## WHAT IS EXPECTED
Could you write the entries out again, exactly as they are?

## RECORDS SUPPLIED
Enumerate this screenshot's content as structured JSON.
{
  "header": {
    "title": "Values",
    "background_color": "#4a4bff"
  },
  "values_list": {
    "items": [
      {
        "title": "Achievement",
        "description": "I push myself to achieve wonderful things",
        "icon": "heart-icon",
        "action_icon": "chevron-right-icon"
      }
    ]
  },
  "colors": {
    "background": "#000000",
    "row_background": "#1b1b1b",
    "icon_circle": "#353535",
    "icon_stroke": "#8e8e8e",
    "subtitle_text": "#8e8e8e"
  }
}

## ANSWER SECTION
Enumerate this screenshot's content as structured JSON.
{
  "header": {
    "title": "Values",
    "background_color": "#4a4bff"
  },
  "values_list": {
    "items": [
      {
        "title": "Achievement",
        "description": "I push myself to achieve wonderful things",
        "icon": "heart-icon",
        "action_icon": "chevron-right-icon"
      }
    ]
  },
  "colors": {
    "background": "#000000",
    "row_background": "#1b1b1b",
    "icon_circle": "#353535",
    "icon_stroke": "#8e8e8e",
    "subtitle_text": "#8e8e8e"
  }
}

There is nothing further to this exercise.